Apple's iWork '09 ($79) is an excellent investment for Mac users who need a well-designed and easy-to-use productivity suite. Though iWork doesn't offer an integrated business e-mail solution such as Microsoft Outlook, it does include a core group of apps-- Keynote, Numbers, and Pages --with plenty of intuitive features like interoperability across apps to make that absence easy to overlook. Apple has significantly updated all three products to enhance and streamline workflow with numerous interface tweaks and feature enhancements. Like previous versions--to calm Windows-to-Mac switcher anxiety--iWork files are fully compatible with its Microsoft Office counterparts.

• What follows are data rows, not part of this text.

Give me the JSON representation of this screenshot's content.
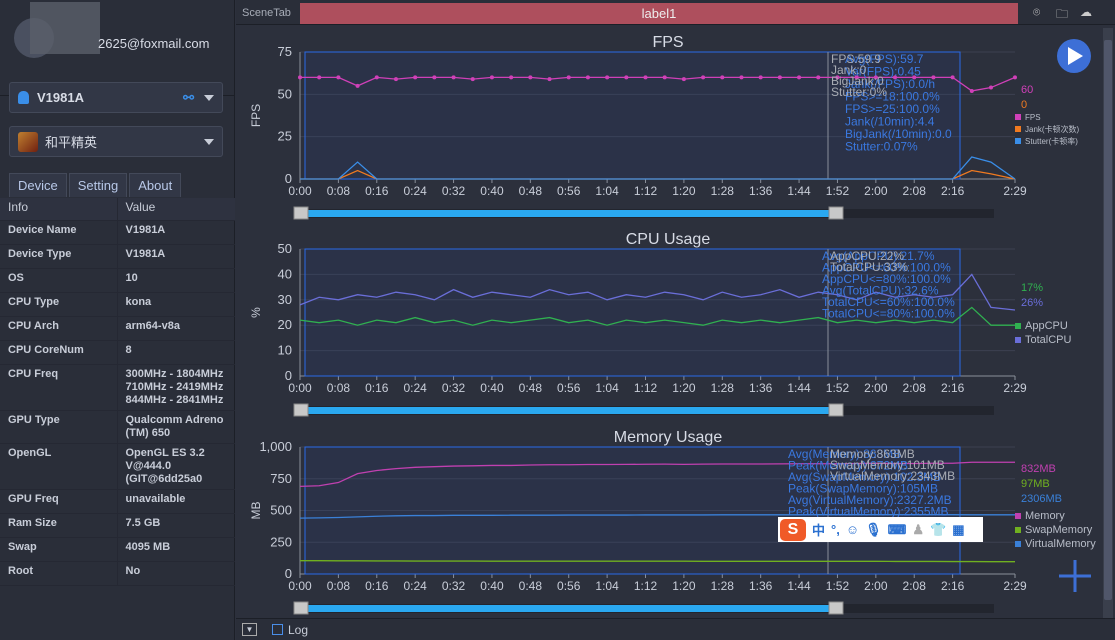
{
  "user": {
    "email": "2625@foxmail.com"
  },
  "device_select": {
    "value": "V1981A",
    "icon": "android-icon"
  },
  "app_select": {
    "value": "和平精英"
  },
  "tabs": [
    "Device",
    "Setting",
    "About"
  ],
  "info_table": {
    "headers": [
      "Info",
      "Value"
    ],
    "rows": [
      [
        "Device Name",
        "V1981A"
      ],
      [
        "Device Type",
        "V1981A"
      ],
      [
        "OS",
        "10"
      ],
      [
        "CPU Type",
        "kona"
      ],
      [
        "CPU Arch",
        "arm64-v8a"
      ],
      [
        "CPU CoreNum",
        "8"
      ],
      [
        "CPU Freq",
        "300MHz - 1804MHz\n710MHz - 2419MHz\n844MHz - 2841MHz"
      ],
      [
        "GPU Type",
        "Qualcomm Adreno (TM) 650"
      ],
      [
        "OpenGL",
        "OpenGL ES 3.2 V@444.0 (GIT@6dd25a0"
      ],
      [
        "GPU Freq",
        "unavailable"
      ],
      [
        "Ram Size",
        "7.5 GB"
      ],
      [
        "Swap",
        "4095 MB"
      ],
      [
        "Root",
        "No"
      ]
    ]
  },
  "topbar": {
    "scene_tab": "SceneTab",
    "label": "label1",
    "label_color": "#ae4f5d",
    "icons": [
      "location-icon",
      "folder-icon",
      "cloud-icon"
    ]
  },
  "bottom": {
    "log_label": "Log"
  },
  "ime": {
    "chars": [
      "中",
      "°,"
    ]
  },
  "chart_data": [
    {
      "type": "line",
      "title": "FPS",
      "ylabel": "FPS",
      "ylim": [
        0,
        75
      ],
      "yticks": [
        0,
        25,
        50,
        75
      ],
      "xticks": [
        "0:00",
        "0:08",
        "0:16",
        "0:24",
        "0:32",
        "0:40",
        "0:48",
        "0:56",
        "1:04",
        "1:12",
        "1:20",
        "1:28",
        "1:36",
        "1:44",
        "1:52",
        "2:00",
        "2:08",
        "2:16",
        "2:29"
      ],
      "x": [
        "0:00",
        "0:04",
        "0:08",
        "0:12",
        "0:16",
        "0:20",
        "0:24",
        "0:28",
        "0:32",
        "0:36",
        "0:40",
        "0:44",
        "0:48",
        "0:52",
        "0:56",
        "1:00",
        "1:04",
        "1:08",
        "1:12",
        "1:16",
        "1:20",
        "1:24",
        "1:28",
        "1:32",
        "1:36",
        "1:40",
        "1:44",
        "1:48",
        "1:52",
        "1:56",
        "2:00",
        "2:04",
        "2:08",
        "2:12",
        "2:16",
        "2:20",
        "2:24",
        "2:29"
      ],
      "series": [
        {
          "name": "FPS",
          "color": "#d040b8",
          "values": [
            60,
            60,
            60,
            55,
            60,
            59,
            60,
            60,
            60,
            59,
            60,
            60,
            60,
            59,
            60,
            60,
            60,
            60,
            60,
            60,
            59,
            60,
            60,
            60,
            60,
            60,
            60,
            60,
            60,
            60,
            60,
            60,
            60,
            60,
            60,
            52,
            54,
            60
          ]
        },
        {
          "name": "Jank(卡顿次数)",
          "color": "#f07a20",
          "values": [
            0,
            0,
            0,
            5,
            0,
            0,
            0,
            0,
            0,
            0,
            0,
            0,
            0,
            0,
            0,
            0,
            0,
            0,
            0,
            0,
            0,
            0,
            0,
            0,
            0,
            0,
            0,
            0,
            0,
            0,
            0,
            0,
            0,
            0,
            0,
            5,
            3,
            0
          ]
        },
        {
          "name": "Stutter(卡顿率)",
          "color": "#3a8ee8",
          "values": [
            0,
            0,
            0,
            10,
            0,
            0,
            0,
            0,
            0,
            0,
            0,
            0,
            0,
            0,
            0,
            0,
            0,
            0,
            0,
            0,
            0,
            0,
            0,
            0,
            0,
            0,
            0,
            0,
            0,
            0,
            0,
            0,
            0,
            0,
            0,
            13,
            10,
            0
          ]
        }
      ],
      "current_values": [
        "60",
        "0"
      ],
      "stats": [
        "Avg(FPS):59.7",
        "Var(FPS):0.45",
        "Jank(/FPS):0.0/h",
        "FPS>=18:100.0%",
        "FPS>=25:100.0%",
        "Jank(/10min):4.4",
        "BigJank(/10min):0.0",
        "Stutter:0.07%"
      ],
      "cursor": [
        "FPS:59.9",
        "Jank:0",
        "BigJank:0",
        "Stutter:0%"
      ]
    },
    {
      "type": "line",
      "title": "CPU Usage",
      "ylabel": "%",
      "ylim": [
        0,
        50
      ],
      "yticks": [
        0,
        10,
        20,
        30,
        40,
        50
      ],
      "series": [
        {
          "name": "AppCPU",
          "color": "#30b050",
          "values": [
            22,
            21,
            22,
            20,
            22,
            21,
            23,
            21,
            22,
            20,
            22,
            21,
            22,
            23,
            21,
            22,
            20,
            22,
            21,
            22,
            21,
            20,
            22,
            21,
            22,
            21,
            22,
            23,
            21,
            22,
            21,
            22,
            21,
            22,
            21,
            27,
            20,
            20
          ]
        },
        {
          "name": "TotalCPU",
          "color": "#6a6ed8",
          "values": [
            28,
            31,
            30,
            32,
            31,
            33,
            32,
            30,
            34,
            31,
            33,
            32,
            31,
            34,
            32,
            33,
            30,
            32,
            31,
            33,
            32,
            30,
            33,
            31,
            32,
            34,
            31,
            33,
            32,
            30,
            33,
            31,
            32,
            31,
            32,
            40,
            27,
            26
          ]
        }
      ],
      "current_values": [
        "17%",
        "26%"
      ],
      "stats": [
        "Avg(AppCPU):21.7%",
        "AppCPU<=60%:100.0%",
        "AppCPU<=80%:100.0%",
        "Avg(TotalCPU):32.6%",
        "TotalCPU<=60%:100.0%",
        "TotalCPU<=80%:100.0%"
      ],
      "cursor": [
        "AppCPU:22%",
        "TotalCPU:33%"
      ]
    },
    {
      "type": "line",
      "title": "Memory Usage",
      "ylabel": "MB",
      "ylim": [
        0,
        1000
      ],
      "yticks": [
        0,
        250,
        500,
        750,
        "1,000"
      ],
      "series": [
        {
          "name": "Memory",
          "color": "#c040b0",
          "values": [
            690,
            695,
            720,
            790,
            815,
            830,
            840,
            845,
            850,
            852,
            855,
            855,
            858,
            860,
            860,
            862,
            862,
            863,
            864,
            865,
            863,
            865,
            866,
            866,
            866,
            867,
            868,
            868,
            868,
            870,
            872,
            870,
            870,
            872,
            872,
            880,
            880,
            880
          ]
        },
        {
          "name": "SwapMemory",
          "color": "#70b020",
          "values": [
            105,
            105,
            104,
            104,
            103,
            103,
            102,
            102,
            102,
            102,
            101,
            101,
            101,
            101,
            101,
            101,
            101,
            101,
            101,
            101,
            101,
            100,
            100,
            100,
            100,
            100,
            100,
            100,
            100,
            100,
            100,
            99,
            99,
            99,
            98,
            98,
            97,
            97
          ]
        },
        {
          "name": "VirtualMemory",
          "color": "#3a80d8",
          "values": [
            440,
            442,
            445,
            450,
            455,
            458,
            460,
            460,
            462,
            462,
            462,
            463,
            463,
            463,
            464,
            464,
            464,
            464,
            465,
            465,
            465,
            465,
            466,
            466,
            466,
            466,
            466,
            467,
            467,
            467,
            467,
            467,
            467,
            467,
            467,
            466,
            466,
            466
          ]
        }
      ],
      "current_values": [
        "832MB",
        "97MB",
        "2306MB"
      ],
      "stats": [
        "Avg(Memory):863MB",
        "Peak(Memory):872MB",
        "Avg(SwapMemory):102.3MB",
        "Peak(SwapMemory):105MB",
        "Avg(VirtualMemory):2327.2MB",
        "Peak(VirtualMemory):2355MB"
      ],
      "cursor": [
        "Memory:863MB",
        "SwapMemory:101MB",
        "VirtualMemory:2343MB"
      ]
    }
  ]
}
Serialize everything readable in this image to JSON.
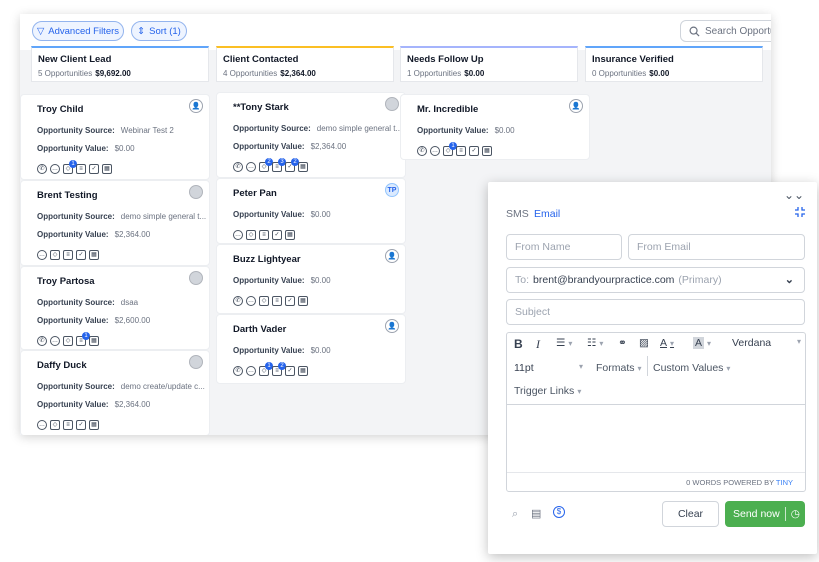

iWork '09 also introduces iWork.com public beta, a new Web service. This fledgling sharing site lets you share documents online, invite viewers who can make comments, and allows for downloads in iWork, Microsoft Office, and PDF formats. Sadly, it does not let you edit online, so true online collaboration is unavailable. The beta is free, but Apple gives no word yet on the pricing structure once iWork.com reaches release status.
Setup and Interface
As in the previous iWork installment, you won't need the latest and greatest Mac to run iWork '09. At minimum, you'll need an Intel, PowerPC G5, or G4 machine with a 500MHz or better processor, plus a minimum of 512MB of RAM (1GB recommended) running OS X 10.4.11. Installation was seamless in our tests, taking just under 10 minutes.
iWork's appearance hasn't changed much since iWork '08. The minimalist layout and easy to navigate toolbars remain; home and small business users will find the suite accommodating. The iWork '09 toolset still outmatches online solutions (minus collaboration abilities) such as Google Docs and Spreadsheets, ZOHO, and ThinkFree, so Mac users will have more functionality firepower than the common online offerings. Smart tools in iWork like the Contextual Format Bar in Pages and Keynote's new Magic Move features are the type of the things you won't find in online favorites.
Past versions of Keynote have always won us over, and new features in Keynote '09 only make iWork better. Easy-to-use graphics tools and a variety of animation effects help you make eye-catching presentations, and a slew of new transitions and intuitive animation effects add to this presentation program's appeal.
The new Magic Move tool lets you automatically animate images, graphics, and text by choosing from several preset slide transitions. Keynote will automatically resize, rotate, and change the position of objects between slides with one of several 3D effects. We especially like the options for text animation, which let you make creative transitions by switching letters from one slide into a new message on the next using unique new visual effects such as Sparkle, Anagram, and Swing.
New styles and animations are available for 3D charts in Keynote '09, letting you make graphs with beveled edges, cylinder shapes, and 3D textures. We like that the new build effects use 3D motion to animate your charts, making them more eye-catching, too.
To reduce file size for your presentations, Keynote '09 has implemented a way to optimize video files. Now you can clip your videos to just the segment you want, and Keynote trims any unused video frames. You also can easily convert images to slide resolution to trim even more.
Pages '09 offers feature-rich word processing and layout tools alongside intuitive graphics features to make your projects both easy to make and easy on the eyes. Though not as deep as Microsoft Word for formatting and layout options, Pages now offers even more variety with 40 new templates, including stationary sets and a variety of newsletter designs. Added support for EndNote X2 (sold separately) makes adding bibliographic references to your project extremely easy, and new support for MathType 6 (sold separately) makes adding mathematical equations a snap.